On 15 July 2022, trial TILs001 started at the Hospital Clínic de Barcelona, a trial led by Dr. Aleix Prat and funded by the Spanish Association Against Cancer (AECC). This trial, involving eight patients with metastatic triple-negative breast cancer, will include the participation of three other Spanish centres: the Hospital Universari Vall d'Hebron in Barcelona, the Clínica Universidad de Navarra and the Hospital Universitario 12 de Octubre in Madrid. The study will be coordinated by SOLTI, an academic oncology research group that carries out both national and international clinical trials.
"We are very happy to announce that we have opened our first academic clinical trial TILs001 for patients with metastatic triple-negative breast cancer", says Dr. Prat, head of the IDIBAPS Translational genomics and targeted therapies in solid tumours research group. "This procedure has already shown promising results in patients with metastatic melanoma and other types of tumour, and we are now starting to test its viability in this type of aggressive breast cancer", he adds.
Metastatic triple-negative breast cancer (mTNBC) is the most aggressive type of breast cancer and accounts for about 10-15% of all breast cancer cases. It is a poorly known disease that affects around 5,000 women in Spain each year. Among women with metastatic TNBC, the five-year survival rate is 12%, compared with 28% in those with other types of metastatic breast cancer. Due to the nature of TNBC, treatment options are far more limited.
Cell-based immunotherapy using tumour-infiltrating lymphocytes (TILs) is a heterogeneous mixture made up of T-lymphocytes, mainly targeting tumour cells. There are two types of T-cells in the immune system, CD4+ and CD8+ T-cells, which are at different stages of cell differentiation. “Lymphocytes are cells of the immune system involved in its functioning and regulation and are responsible for destroying cancer or infected cells. TILs are found naturally in the inflammatory infiltrates of some solid tumours", explains Dr. Manel Juan, head of the Hospital Clínic Immunology Service and of the Immunogenetics and immunotherapy in the immune and autoinflammatory response group.
The adoptive T-lymphocyte transfer or TIL therapy in solid tumours is a programme that was launched jointly by the Medical Oncology and Immunology Services at the Hospital Clínic. It is a type of cell therapy that is conceptually similar to CAR T-cell therapy. However, instead of genetically manipulating T-lymphocytes, it selects the anti-tumour T-lymphocytes present in the tumour. The Hospital Clínic-IDIBAPS has already developed CAR T-cell therapies to treat acute lymphoblastic leukaemia, already authorized for use by the Spanish Agency of Medicines and Medical Devices (AEMPS), or for multiple myeloma, which is currently being assessed by this agency.

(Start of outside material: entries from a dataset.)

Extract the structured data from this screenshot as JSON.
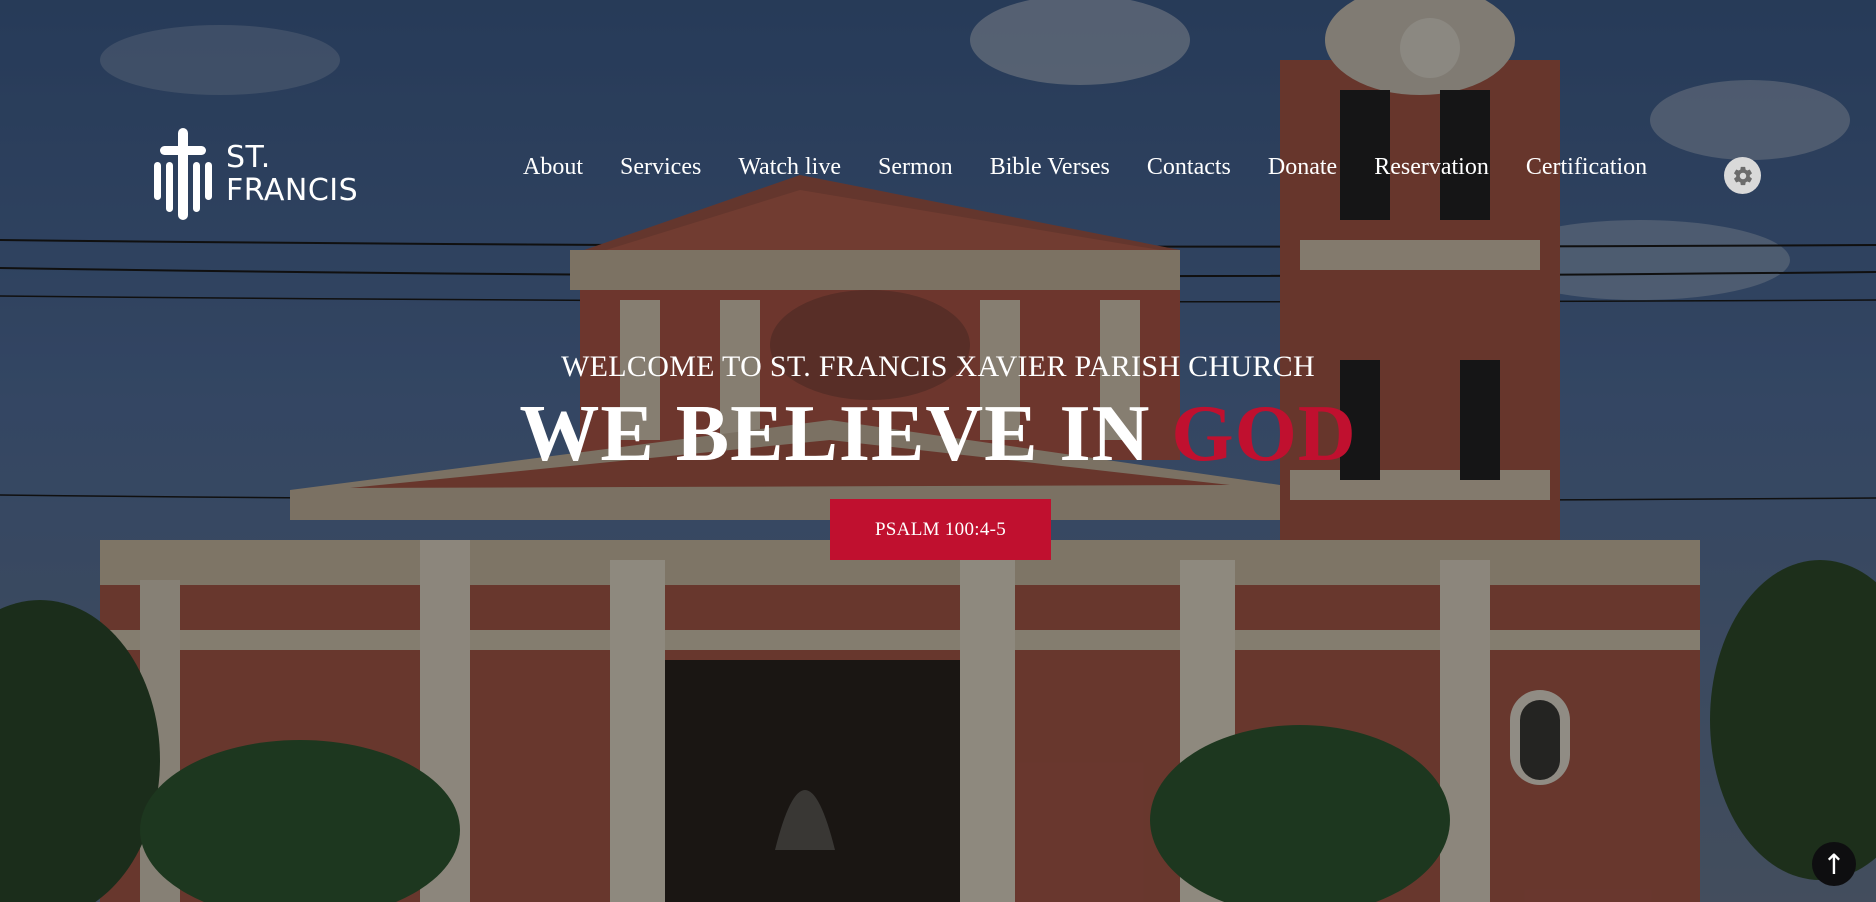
{
  "brand": {
    "line1": "ST.",
    "line2": "FRANCIS",
    "logo_icon": "cross-barcode-icon"
  },
  "nav": {
    "items": [
      "About",
      "Services",
      "Watch live",
      "Sermon",
      "Bible Verses",
      "Contacts",
      "Donate",
      "Reservation",
      "Certification"
    ],
    "settings_icon": "gear-icon"
  },
  "hero": {
    "welcome": "WELCOME TO ST. FRANCIS XAVIER PARISH CHURCH",
    "headline_main": "WE BELIEVE IN ",
    "headline_accent": "GOD",
    "cta_label": "PSALM 100:4-5",
    "background": "church-facade-photo"
  },
  "scroll_top": {
    "icon": "arrow-up-icon",
    "glyph": "↑"
  },
  "colors": {
    "accent": "#c0102f",
    "text": "#ffffff"
  }
}
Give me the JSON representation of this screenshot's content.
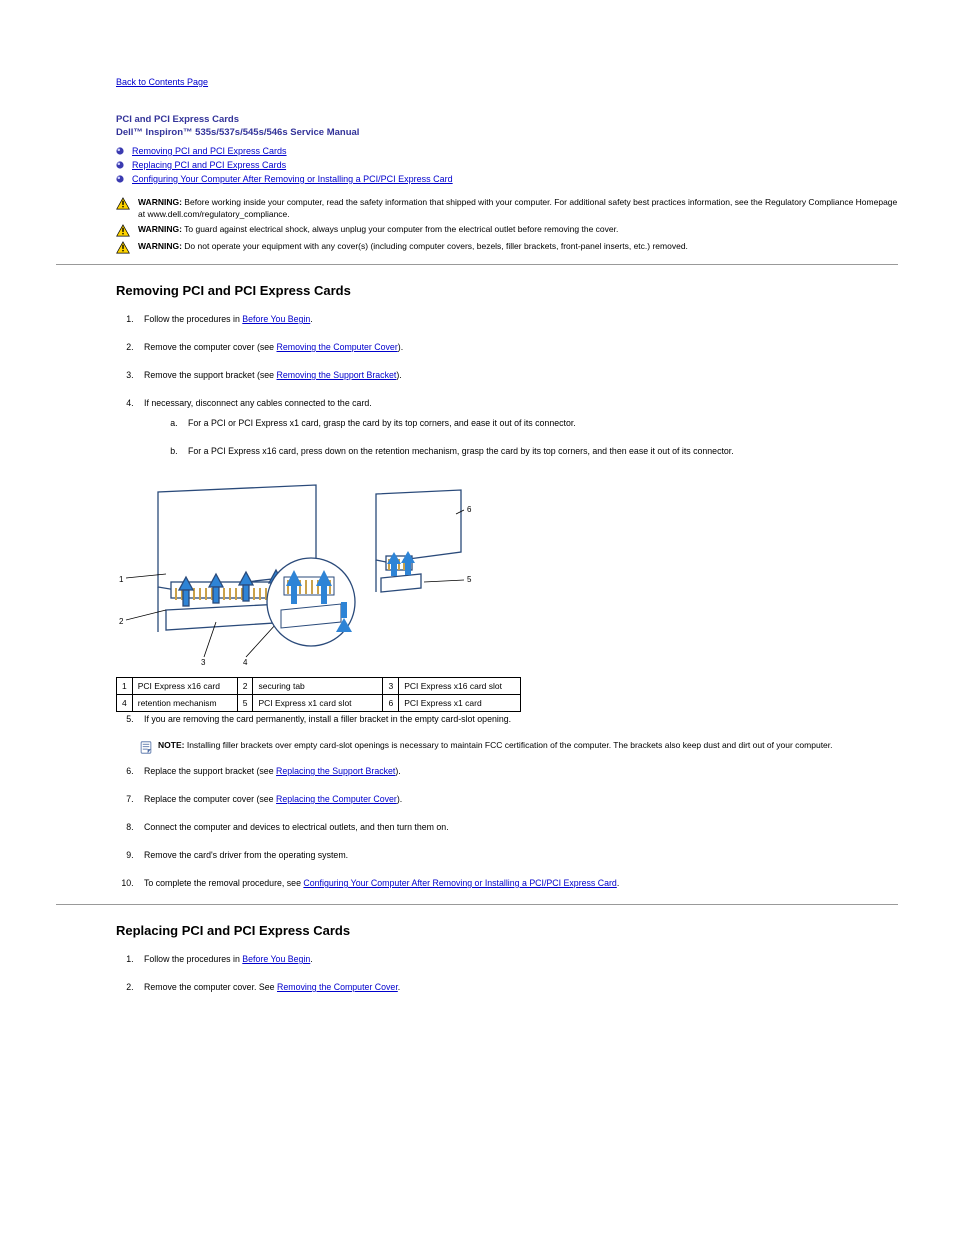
{
  "nav": {
    "back": "Back to Contents Page",
    "title_prefix": "PCI and PCI Express Cards",
    "manual": "Dell™ Inspiron™ 535s/537s/545s/546s Service Manual"
  },
  "toc": [
    {
      "label": "Removing PCI and PCI Express Cards"
    },
    {
      "label": "Replacing PCI and PCI Express Cards"
    },
    {
      "label": "Configuring Your Computer After Removing or Installing a PCI/PCI Express Card"
    }
  ],
  "warnings": [
    "Before working inside your computer, read the safety information that shipped with your computer. For additional safety best practices information, see the Regulatory Compliance Homepage at www.dell.com/regulatory_compliance.",
    "To guard against electrical shock, always unplug your computer from the electrical outlet before removing the cover.",
    "Do not operate your equipment with any cover(s) (including computer covers, bezels, filler brackets, front-panel inserts, etc.) removed."
  ],
  "warning_label": "WARNING:",
  "sections": {
    "remove": {
      "heading": "Removing PCI and PCI Express Cards",
      "steps": [
        {
          "pre": "Follow the procedures in ",
          "link": "Before You Begin",
          "post": "."
        },
        {
          "pre": "Remove the computer cover (see ",
          "link": "Removing the Computer Cover",
          "post": ")."
        },
        {
          "pre": "Remove the support bracket (see ",
          "link": "Removing the Support Bracket",
          "post": ")."
        },
        {
          "text": "If necessary, disconnect any cables connected to the card."
        },
        {
          "sub": [
            "For a PCI or PCI Express x1 card, grasp the card by its top corners, and ease it out of its connector.",
            "For a PCI Express x16 card, press down on the retention mechanism, grasp the card by its top corners, and then ease it out of its connector."
          ]
        }
      ],
      "table": [
        [
          "1",
          "PCI Express x16 card",
          "2",
          "securing tab",
          "3",
          "PCI Express x16 card slot"
        ],
        [
          "4",
          "retention mechanism",
          "5",
          "PCI Express x1 card slot",
          "6",
          "PCI Express x1 card"
        ]
      ],
      "post_steps": [
        {
          "text": "If you are removing the card permanently, install a filler bracket in the empty card-slot opening."
        },
        {
          "pre": "Replace the support bracket (see ",
          "link": "Replacing the Support Bracket",
          "post": ")."
        },
        {
          "pre": "Replace the computer cover (see ",
          "link": "Replacing the Computer Cover",
          "post": ")."
        },
        {
          "text": "Connect the computer and devices to electrical outlets, and then turn them on."
        },
        {
          "text": "Remove the card's driver from the operating system."
        },
        {
          "pre": "To complete the removal procedure, see ",
          "link": "Configuring Your Computer After Removing or Installing a PCI/PCI Express Card",
          "post": "."
        }
      ],
      "note": {
        "label": "NOTE:",
        "text": "Installing filler brackets over empty card-slot openings is necessary to maintain FCC certification of the computer. The brackets also keep dust and dirt out of your computer."
      }
    },
    "replace": {
      "heading": "Replacing PCI and PCI Express Cards",
      "steps": [
        {
          "pre": "Follow the procedures in ",
          "link": "Before You Begin",
          "post": "."
        },
        {
          "pre": "Remove the computer cover. See ",
          "link": "Removing the Computer Cover",
          "post": "."
        }
      ]
    }
  }
}
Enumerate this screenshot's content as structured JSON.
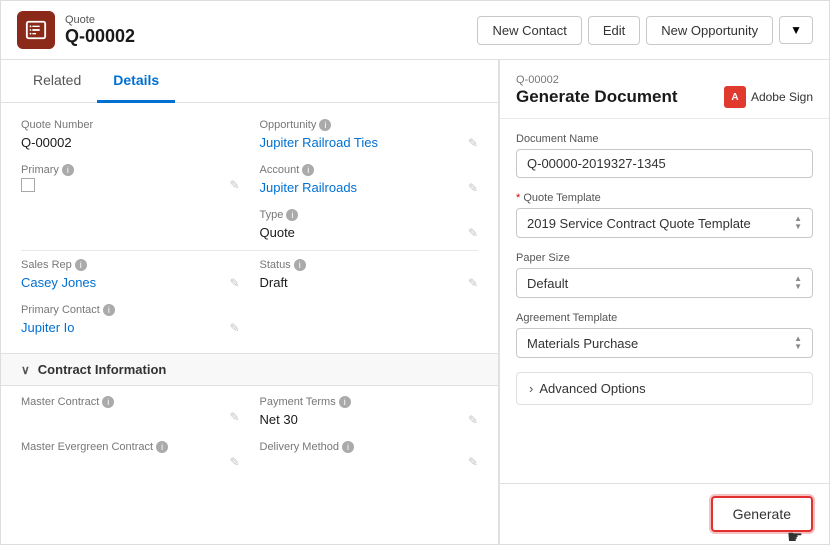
{
  "header": {
    "icon_symbol": "🛒",
    "label": "Quote",
    "title": "Q-00002",
    "btn_new_contact": "New Contact",
    "btn_edit": "Edit",
    "btn_new_opportunity": "New Opportunity",
    "btn_dropdown_symbol": "▼"
  },
  "tabs": {
    "related": "Related",
    "details": "Details"
  },
  "form": {
    "quote_number_label": "Quote Number",
    "quote_number_value": "Q-00002",
    "opportunity_label": "Opportunity",
    "opportunity_value": "Jupiter Railroad Ties",
    "primary_label": "Primary",
    "account_label": "Account",
    "account_value": "Jupiter Railroads",
    "type_label": "Type",
    "type_value": "Quote",
    "sales_rep_label": "Sales Rep",
    "sales_rep_value": "Casey Jones",
    "status_label": "Status",
    "status_value": "Draft",
    "primary_contact_label": "Primary Contact",
    "primary_contact_value": "Jupiter Io",
    "contract_section_label": "Contract Information",
    "master_contract_label": "Master Contract",
    "payment_terms_label": "Payment Terms",
    "payment_terms_value": "Net 30",
    "master_evergreen_label": "Master Evergreen Contract",
    "delivery_method_label": "Delivery Method"
  },
  "right_panel": {
    "sub_label": "Q-00002",
    "title": "Generate Document",
    "adobe_sign_label": "Adobe Sign",
    "adobe_icon_text": "A",
    "doc_name_label": "Document Name",
    "doc_name_value": "Q-00000-2019327-1345",
    "quote_template_label": "Quote Template",
    "quote_template_required": "* ",
    "quote_template_value": "2019 Service Contract Quote Template",
    "paper_size_label": "Paper Size",
    "paper_size_value": "Default",
    "agreement_template_label": "Agreement Template",
    "agreement_template_value": "Materials Purchase",
    "advanced_options_label": "> Advanced Options",
    "generate_btn_label": "Generate",
    "cursor_symbol": "☛"
  },
  "icons": {
    "info": "ⓘ",
    "chevron_down": "∨",
    "chevron_right": "›",
    "edit": "✎",
    "arrow_up": "▲",
    "arrow_down": "▼"
  }
}
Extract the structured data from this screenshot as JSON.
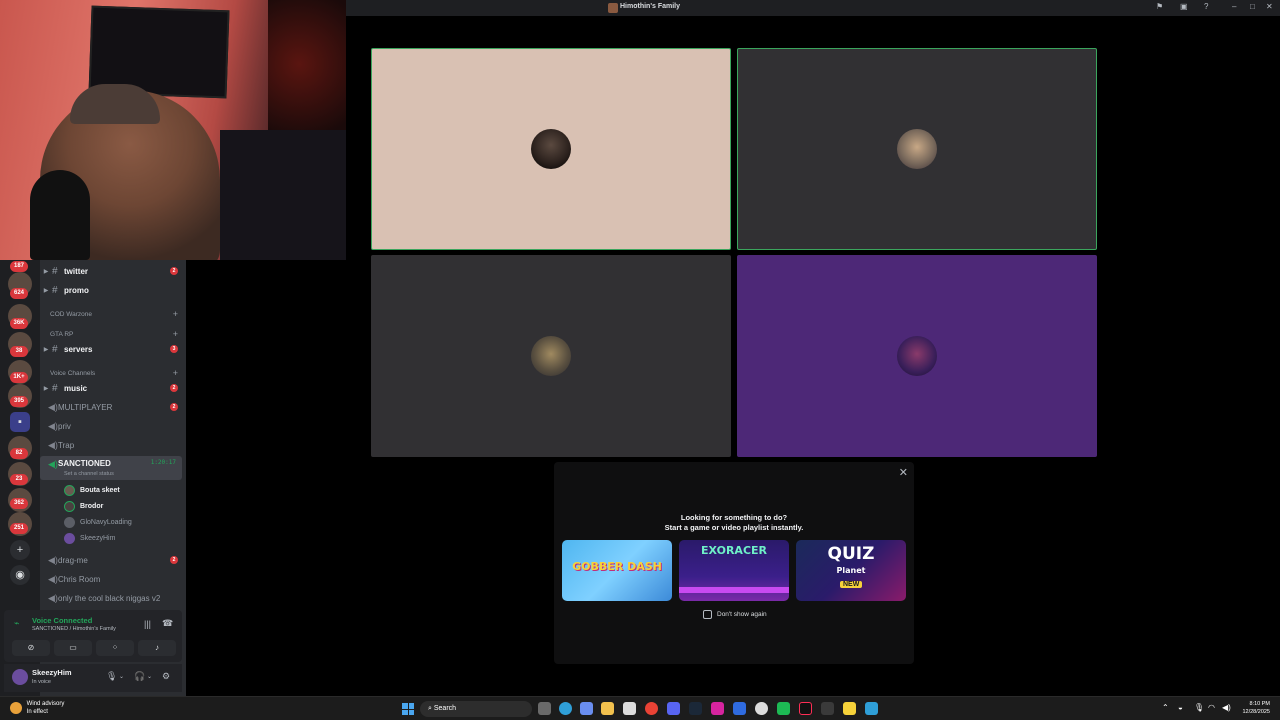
{
  "window": {
    "title": "Himothin's Family"
  },
  "rail": {
    "badges": [
      "187",
      "624",
      "36K",
      "38",
      "1K+",
      "395",
      "82",
      "23",
      "362",
      "251"
    ]
  },
  "channels": {
    "text": [
      {
        "name": "twitter",
        "badge": "2"
      },
      {
        "name": "promo"
      }
    ],
    "categories": [
      {
        "label": "COD Warzone"
      },
      {
        "label": "GTA RP"
      }
    ],
    "servers": {
      "name": "servers",
      "badge": "3"
    },
    "voice_category": "Voice Channels",
    "voice": [
      {
        "name": "music",
        "badge": "2"
      },
      {
        "name": "MULTIPLAYER",
        "badge": "2"
      },
      {
        "name": "priv"
      },
      {
        "name": "Trap"
      }
    ],
    "active_voice": {
      "name": "SANCTIONED",
      "timer": "1:20:17",
      "status": "Set a channel status"
    },
    "members": [
      "Bouta skeet",
      "Brodor",
      "GloNavyLoading",
      "SkeezyHim"
    ],
    "voice_after": [
      {
        "name": "drag-me",
        "badge": "2"
      },
      {
        "name": "Chris Room"
      },
      {
        "name": "only the cool black niggas v2"
      }
    ]
  },
  "voice_panel": {
    "title": "Voice Connected",
    "subtitle": "SANCTIONED / Himothin's Family"
  },
  "user": {
    "name": "SkeezyHim",
    "status": "In voice"
  },
  "activity": {
    "line1": "Looking for something to do?",
    "line2": "Start a game or video playlist instantly.",
    "games": [
      {
        "title": "GOBBER DASH"
      },
      {
        "title": "EXORACER"
      },
      {
        "title": "QUIZ",
        "subtitle": "Planet",
        "tag": "NEW"
      }
    ],
    "dont_show": "Don't show again"
  },
  "taskbar": {
    "weather_title": "Wind advisory",
    "weather_sub": "In effect",
    "search": "Search",
    "time": "8:10 PM",
    "date": "12/28/2025"
  },
  "colors": {
    "tile1": "#d9c1b3",
    "tile2": "#313033",
    "tile3": "#313033",
    "tile4": "#4d2877",
    "speaking": "#3ba55d"
  }
}
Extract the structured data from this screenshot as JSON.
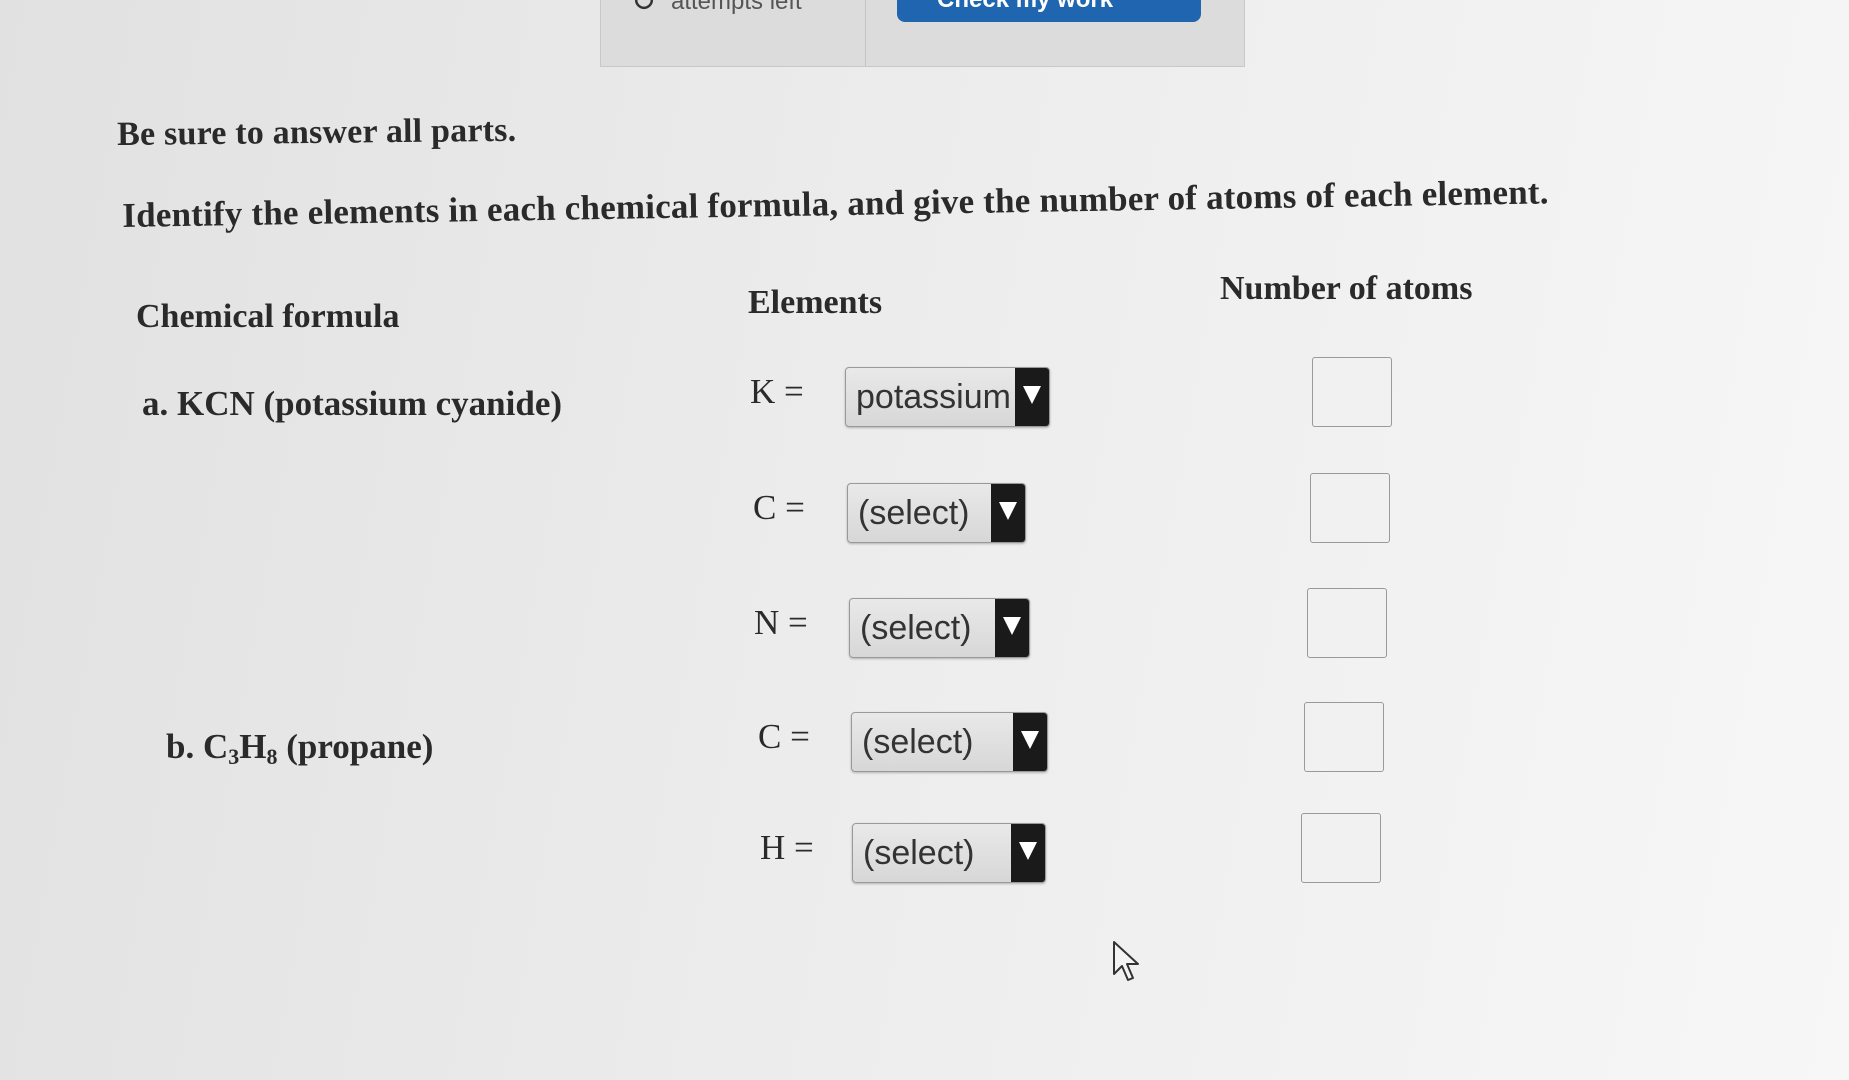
{
  "toolbar": {
    "retry_label": "attempts left",
    "check_label": "Check my work"
  },
  "instructions": {
    "answer_all": "Be sure to answer all parts.",
    "identify": "Identify the elements in each chemical formula, and give the number of atoms of each element."
  },
  "table": {
    "headers": {
      "formula": "Chemical formula",
      "elements": "Elements",
      "atoms": "Number of atoms"
    },
    "formulas": {
      "a": {
        "label": "a. KCN (potassium cyanide)"
      },
      "b": {
        "prefix": "b. C",
        "sub1": "3",
        "middle": "H",
        "sub2": "8",
        "suffix": " (propane)"
      }
    },
    "rows": [
      {
        "symbol": "K =",
        "selected": "potassium",
        "atoms": ""
      },
      {
        "symbol": "C =",
        "selected": "(select)",
        "atoms": ""
      },
      {
        "symbol": "N =",
        "selected": "(select)",
        "atoms": ""
      },
      {
        "symbol": "C =",
        "selected": "(select)",
        "atoms": ""
      },
      {
        "symbol": "H =",
        "selected": "(select)",
        "atoms": ""
      }
    ]
  },
  "icons": {
    "cursor": "mouse-pointer-icon",
    "retry": "retry-icon",
    "dropdown": "chevron-down-icon"
  },
  "colors": {
    "primary_button": "#1f65b0",
    "dropdown_arrow_bg": "#1a1a1a",
    "background": "#ececec"
  }
}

The process consists of three parts. First of all, molecular pre-selection is performed to select the tumours most likely to be enriched by TILs by determining the PD-1 expression in the tumour. Next, those T-lymphocytes most capable of acting against cancer cells (PD-1-positive TILs) are isolated and selected, and many copies are produced in the laboratory. Finally, these lymphocytes are injected back into the patient intravenously. The final infusion product is manufactured by the Hospital Clínic de Barcelona under the name NUMARZU-001 and, thanks to the validation and structuring work by Núria Chic, Marta Español, Azucena González and Eulàlia Olesti, it has been shown that it is possible to obtain it from patients in a reproducible way, a fundamental step towards obtaining authorization from the AEMPS to start this trial.
Dr. Gonzalo Calvo, head of the Clinical Pharmacology Service in the Medicines Area of the Hospital Clínic, led a group of professionals in his department, who prepared the dossier to obtain approval for the clinical trial. According to Dr. Calvo, “the approval process was complex, due to the nature of the study, and it was possible thanks to the great professionals who contributed to the preparation of the application dossier”.
SOLTI will be the organization responsible for managing the development of the trial, coordinating all the activities in the four participating hospitals, where for the first time in Spain treatment of this type of immunotherapy for breast cancer will be administered. Tomás Pascual, scientific director of SOLTI and oncologist at the Hospital Clínic, explains that the trial TILs001 “represents a new therapeutic option for patients with metastatic triple-negative breast cancer. As a cooperative group, which bases its research on networking with hospitals, being part of an academic trial is our raison d'être. All this makes us proud and reaffirms the important work we do as cooperative groups”.
In addition to being supported by the AECC, the trial has received funding from the Fero Foundation and from other campaigns and anonymous donations through the Hospital Clínic-IDIBAPS Immunotherapy against cancer project. The Hospital Clínic-IDIBAPS Immunotherapy Research Unit is supported by “la Caixa” Foundation, thanks to a strategic alliance established between the institutions.